Although no set time has been arranged, the Society hopes to hold meetings every three weeks, and for these panel discussions, debates and lectures are being planned. Supper is served at the conclusion of the evening's business. Several lectures were organised during 1964 and in one of these professor Wilson spoke on "Applications of Chemistry to Geological problems in Antarctica" —a lecture which had many entertaining asides on life in Antarctica; in others Professor Noyes, a visiting Fulbright scholar, spoke on "University Education in America." and Dr. M. D. Carr gave his "Attitudes to the Philosophy of Science."

During Study Week the Society expects to take a field trip to centres of chemical interest, such as the Kawerau paper mills. This trip should be both interesting and informative. It will run from Sunday night to the next Thursday morning, with the place to place travelling being done at night. It is regarded as a social event as well as an opportunity to learn something.

The Chemical Society started in 1965 with a shortage of funds, which Its president is now trying to remedy, while still presenting a wide variety of activities for its members.

It is hoped soon to hold a debate on the fluoridation of water, a subject which should be of interest to every Wellingtonian at present.

Because of the wide range of topics it deals with, the Chemical Society appeals to almost every student, and all students who wish to attend the meetings are welcomed.

Science Clubs Committee

Sci-Com, as it is called, was formed at the end of 1903, as a liaison between the various science societies mentioned above. The committee comprises two members from each society, an Executive member, and an observer from the Radio Club.

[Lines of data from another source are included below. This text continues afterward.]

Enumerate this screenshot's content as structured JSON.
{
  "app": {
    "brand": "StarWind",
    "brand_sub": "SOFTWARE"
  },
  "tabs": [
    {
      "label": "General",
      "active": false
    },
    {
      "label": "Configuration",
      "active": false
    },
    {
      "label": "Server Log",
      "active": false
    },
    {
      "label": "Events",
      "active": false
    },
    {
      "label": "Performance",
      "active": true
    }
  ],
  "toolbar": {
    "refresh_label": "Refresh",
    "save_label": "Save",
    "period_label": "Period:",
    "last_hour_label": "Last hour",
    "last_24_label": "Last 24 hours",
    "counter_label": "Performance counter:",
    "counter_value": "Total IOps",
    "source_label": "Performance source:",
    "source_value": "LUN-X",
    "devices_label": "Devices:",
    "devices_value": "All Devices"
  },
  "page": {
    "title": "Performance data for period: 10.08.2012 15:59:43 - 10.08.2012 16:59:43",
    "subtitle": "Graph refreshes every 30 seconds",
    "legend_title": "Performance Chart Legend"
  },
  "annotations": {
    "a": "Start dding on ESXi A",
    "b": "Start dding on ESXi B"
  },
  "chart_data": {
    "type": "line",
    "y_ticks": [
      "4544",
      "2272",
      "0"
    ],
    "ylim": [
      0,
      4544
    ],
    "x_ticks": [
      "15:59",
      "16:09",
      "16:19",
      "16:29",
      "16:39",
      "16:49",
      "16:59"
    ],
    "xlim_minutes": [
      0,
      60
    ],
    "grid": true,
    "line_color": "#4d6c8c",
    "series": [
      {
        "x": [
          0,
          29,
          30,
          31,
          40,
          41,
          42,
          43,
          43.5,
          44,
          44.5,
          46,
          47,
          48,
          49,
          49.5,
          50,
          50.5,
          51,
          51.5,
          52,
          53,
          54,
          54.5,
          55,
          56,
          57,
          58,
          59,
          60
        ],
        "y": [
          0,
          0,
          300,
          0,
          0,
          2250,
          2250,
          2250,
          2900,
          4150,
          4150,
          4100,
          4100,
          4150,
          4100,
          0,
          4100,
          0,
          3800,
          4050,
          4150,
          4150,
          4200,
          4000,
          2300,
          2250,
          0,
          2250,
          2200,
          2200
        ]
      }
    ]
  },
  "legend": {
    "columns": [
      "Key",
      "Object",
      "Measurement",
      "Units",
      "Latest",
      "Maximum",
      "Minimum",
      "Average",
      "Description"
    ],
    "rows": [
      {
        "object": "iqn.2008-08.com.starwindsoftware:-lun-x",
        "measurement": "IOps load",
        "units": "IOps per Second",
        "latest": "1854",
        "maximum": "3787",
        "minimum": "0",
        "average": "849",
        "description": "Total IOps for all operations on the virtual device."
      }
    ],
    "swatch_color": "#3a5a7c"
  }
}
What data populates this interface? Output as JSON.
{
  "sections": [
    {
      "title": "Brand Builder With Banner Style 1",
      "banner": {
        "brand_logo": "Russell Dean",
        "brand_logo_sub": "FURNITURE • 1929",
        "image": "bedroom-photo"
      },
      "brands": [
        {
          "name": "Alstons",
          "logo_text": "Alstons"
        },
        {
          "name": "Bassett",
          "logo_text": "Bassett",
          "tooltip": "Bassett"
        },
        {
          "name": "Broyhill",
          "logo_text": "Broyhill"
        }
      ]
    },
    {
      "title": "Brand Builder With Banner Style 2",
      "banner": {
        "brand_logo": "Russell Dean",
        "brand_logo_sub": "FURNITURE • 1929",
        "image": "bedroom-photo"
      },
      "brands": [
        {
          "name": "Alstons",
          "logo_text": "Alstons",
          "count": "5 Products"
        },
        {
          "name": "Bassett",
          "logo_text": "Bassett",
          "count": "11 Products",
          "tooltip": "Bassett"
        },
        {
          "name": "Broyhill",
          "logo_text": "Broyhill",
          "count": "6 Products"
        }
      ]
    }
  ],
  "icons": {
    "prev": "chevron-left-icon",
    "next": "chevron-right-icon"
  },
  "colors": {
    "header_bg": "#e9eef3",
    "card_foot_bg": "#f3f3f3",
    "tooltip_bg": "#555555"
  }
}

One of Sci-com's main purposes is to organise the science functions such as the science welcome to freshers, the Science Faculty Ball, to be held in June, and the first New Zealand Science Students' Conference, to be held in the second week of the May holidays. This will be attended by about 100 New Zealand and Australian graduate and senior undergraduate students. The Conference will centre around the position of science in the community and a full week of activities is planned. Full details can be obtained from the poster on the University notice boards.

Professor N. F. Barber, professor of Theoretical Physics at Victoria will discuss. "Where is Science Going?" He will talk about the unlimited scope of scientific enquiry. He recently said. "We might reflect that the object of scientific enquiry is to allow us to make happen whatever we wish."

He will also point out the place that the imagination has in scientific research. "An idea has to be imagined before it can be done." He will draw an analogy between scientific imagination and poetical imagination.

Other lectures will be given by Dr. C. A. Fleming, President of the Royal Society in New Zealand and Dr. Probine, a biophysicist with the D.S.I.R. He will lecture on the growth of plants and the effects that the strength of cell walls has on plant growth. Professor Lilburn of the Victoria Music department will lecture on "Electronic Music," and the National Aeronautics and Space Agency will have a lecture and display on "Space Research."

Dr. Northcote lecturing on "Computers" will discuss the basic ideas behind them. His talk includes the way in which data is stored, how information is fed into and obtained from a computer and a discussion of some of the applications of computers including their use in the translation of languages.

The discussions in which (he students are expected to participate include topics as diverse as "Science and Religion" and "Government versus University Research." Dean Hurst and Professor Lauden will be discussing "Science and Religion" and Dr. Llewellyn of the University Grants Committee and Dr. Hamilton of D.S.I.R. in "Government versus University Resrarch" will discuss the division of research between Government Departments and the Universities. Other discussions to take place are "Opportunities for Science Graduates in N. Z." and "What emphases on pure and applied research."

Visits will be made to parts of D.S.I.R., Broadcasting House, and New Zealand Breweries Ltd.

The social side of the conference includes a picnic lunch, a wine and cheese tasting evening, a buffet tea and the conference dinner.